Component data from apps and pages

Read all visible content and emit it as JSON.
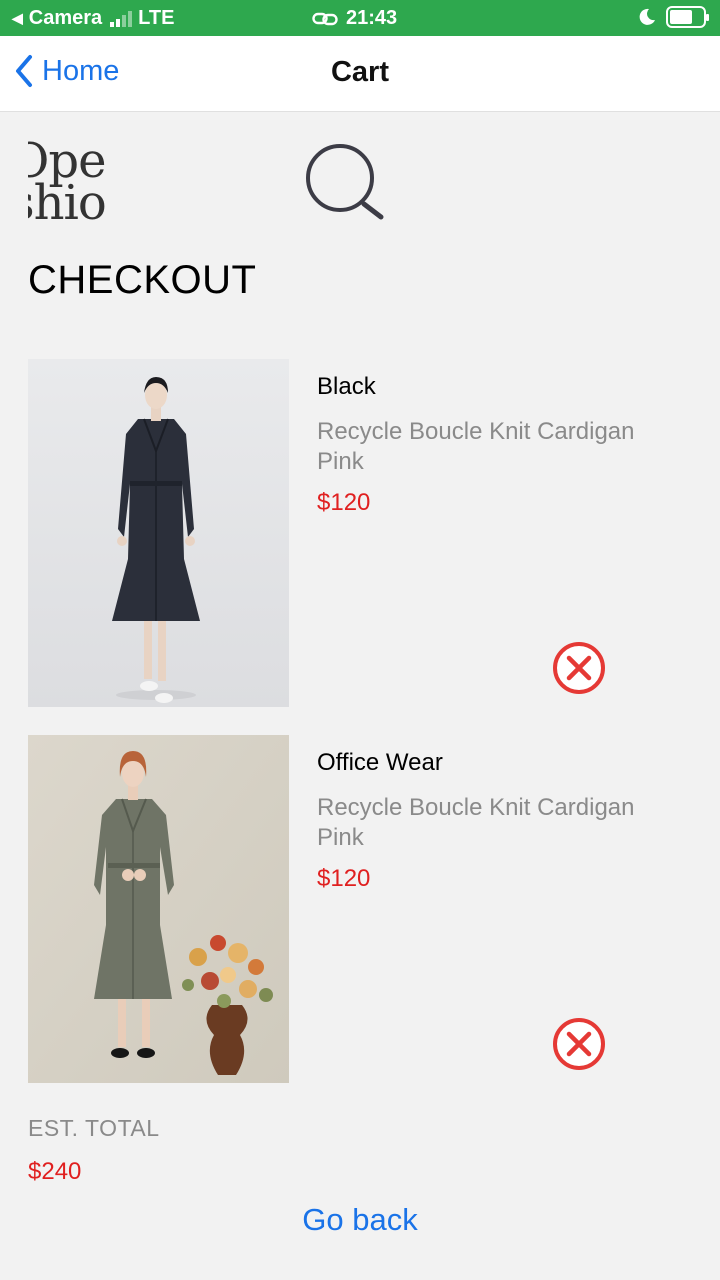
{
  "status_bar": {
    "back_app": "Camera",
    "network": "LTE",
    "time": "21:43"
  },
  "nav": {
    "back_label": "Home",
    "title": "Cart"
  },
  "logo": {
    "line1": "Ope",
    "line2": "shio"
  },
  "page_title": "CHECKOUT",
  "cart_items": [
    {
      "title": "Black",
      "description": "Recycle Boucle Knit Cardigan Pink",
      "price": "$120",
      "image": "black-dress-photo"
    },
    {
      "title": "Office Wear",
      "description": "Recycle Boucle Knit Cardigan Pink",
      "price": "$120",
      "image": "grey-dress-photo"
    }
  ],
  "total": {
    "label": "EST. TOTAL",
    "value": "$240"
  },
  "go_back_label": "Go back",
  "colors": {
    "status_bar": "#2ea84e",
    "link_blue": "#1a73e8",
    "price_red": "#e02020",
    "remove_red": "#e53935",
    "muted_text": "#8a8a8a",
    "background": "#f2f2f2"
  }
}
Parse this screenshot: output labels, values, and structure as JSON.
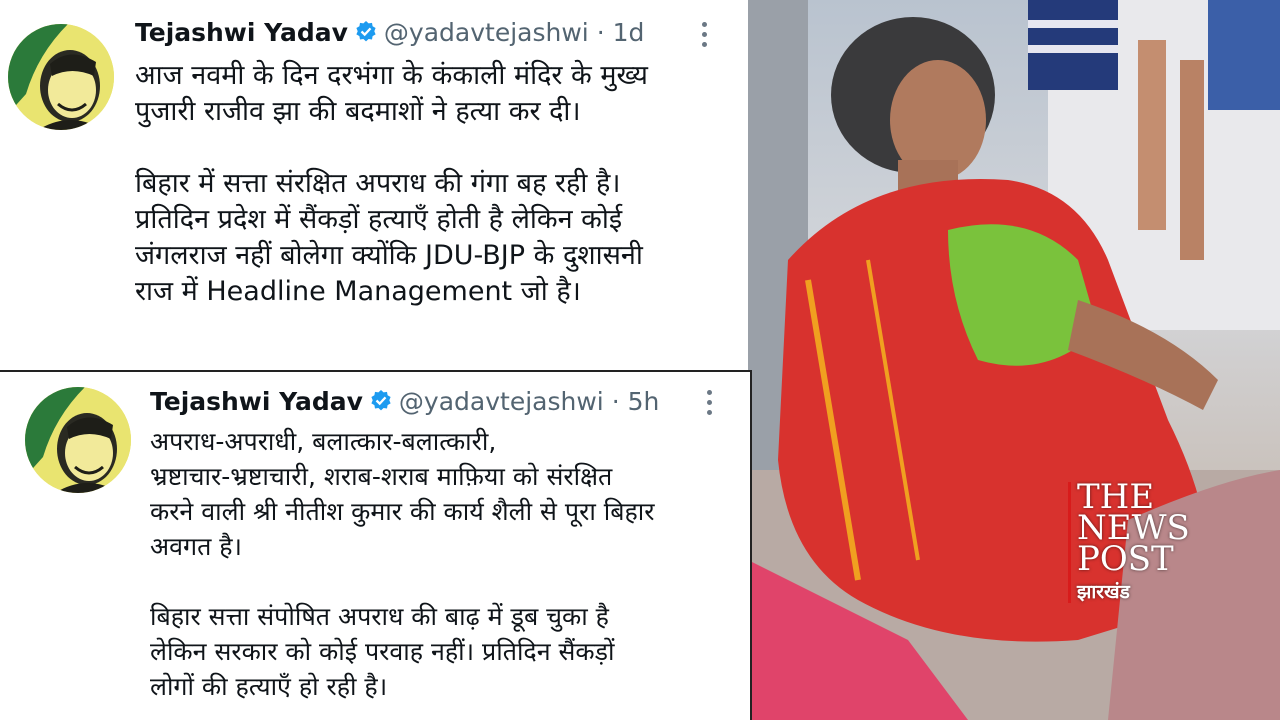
{
  "tweets": [
    {
      "name": "Tejashwi Yadav",
      "handle": "@yadavtejashwi",
      "separator": "·",
      "time": "1d",
      "lines": [
        "आज नवमी के दिन दरभंगा के कंकाली मंदिर के मुख्य",
        "पुजारी राजीव झा की बदमाशों ने हत्या कर दी।",
        "",
        "बिहार में सत्ता संरक्षित अपराध की गंगा बह रही है।",
        "प्रतिदिन प्रदेश में सैंकड़ों हत्याएँ होती है लेकिन कोई",
        "जंगलराज नहीं बोलेगा क्योंकि JDU-BJP के दुशासनी",
        "राज में Headline Management जो है।"
      ]
    },
    {
      "name": "Tejashwi Yadav",
      "handle": "@yadavtejashwi",
      "separator": "·",
      "time": "5h",
      "lines": [
        "अपराध-अपराधी, बलात्कार-बलात्कारी,",
        "भ्रष्टाचार-भ्रष्टाचारी, शराब-शराब माफ़िया को संरक्षित",
        "करने वाली श्री नीतीश कुमार की कार्य शैली से पूरा बिहार",
        "अवगत है।",
        "",
        "बिहार सत्ता संपोषित अपराध की बाढ़ में डूब चुका है",
        "लेकिन सरकार को कोई परवाह नहीं। प्रतिदिन सैंकड़ों",
        "लोगों की हत्याएँ हो रही है।"
      ]
    }
  ],
  "watermark": {
    "line1": "THE",
    "line2": "NEWS",
    "line3": "POST",
    "sub": "झारखंड"
  },
  "colors": {
    "verified": "#1d9bf0",
    "text": "#0f1419",
    "muted": "#536471",
    "accent": "#d81b1b"
  },
  "icons": [
    "verified-badge-icon",
    "more-options-icon",
    "avatar"
  ]
}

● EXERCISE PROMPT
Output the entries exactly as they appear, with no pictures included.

● EXPECTED ANSWER
Read all visible content and emit it as JSON.
{
  "status_bar": {
    "back_app": "Camera",
    "network": "LTE",
    "time": "21:43"
  },
  "nav": {
    "back_label": "Home",
    "title": "Cart"
  },
  "logo": {
    "line1": "Ope",
    "line2": "shio"
  },
  "page_title": "CHECKOUT",
  "cart_items": [
    {
      "title": "Black",
      "description": "Recycle Boucle Knit Cardigan Pink",
      "price": "$120",
      "image": "black-dress-photo"
    },
    {
      "title": "Office Wear",
      "description": "Recycle Boucle Knit Cardigan Pink",
      "price": "$120",
      "image": "grey-dress-photo"
    }
  ],
  "total": {
    "label": "EST. TOTAL",
    "value": "$240"
  },
  "go_back_label": "Go back",
  "colors": {
    "status_bar": "#2ea84e",
    "link_blue": "#1a73e8",
    "price_red": "#e02020",
    "remove_red": "#e53935",
    "muted_text": "#8a8a8a",
    "background": "#f2f2f2"
  }
}
Parse this screenshot: output labels, values, and structure as JSON.
{
  "tweets": [
    {
      "name": "Tejashwi Yadav",
      "handle": "@yadavtejashwi",
      "separator": "·",
      "time": "1d",
      "lines": [
        "आज नवमी के दिन दरभंगा के कंकाली मंदिर के मुख्य",
        "पुजारी राजीव झा की बदमाशों ने हत्या कर दी।",
        "",
        "बिहार में सत्ता संरक्षित अपराध की गंगा बह रही है।",
        "प्रतिदिन प्रदेश में सैंकड़ों हत्याएँ होती है लेकिन कोई",
        "जंगलराज नहीं बोलेगा क्योंकि JDU-BJP के दुशासनी",
        "राज में Headline Management जो है।"
      ]
    },
    {
      "name": "Tejashwi Yadav",
      "handle": "@yadavtejashwi",
      "separator": "·",
      "time": "5h",
      "lines": [
        "अपराध-अपराधी, बलात्कार-बलात्कारी,",
        "भ्रष्टाचार-भ्रष्टाचारी, शराब-शराब माफ़िया को संरक्षित",
        "करने वाली श्री नीतीश कुमार की कार्य शैली से पूरा बिहार",
        "अवगत है।",
        "",
        "बिहार सत्ता संपोषित अपराध की बाढ़ में डूब चुका है",
        "लेकिन सरकार को कोई परवाह नहीं। प्रतिदिन सैंकड़ों",
        "लोगों की हत्याएँ हो रही है।"
      ]
    }
  ],
  "watermark": {
    "line1": "THE",
    "line2": "NEWS",
    "line3": "POST",
    "sub": "झारखंड"
  },
  "colors": {
    "verified": "#1d9bf0",
    "text": "#0f1419",
    "muted": "#536471",
    "accent": "#d81b1b"
  },
  "icons": [
    "verified-badge-icon",
    "more-options-icon",
    "avatar"
  ]
}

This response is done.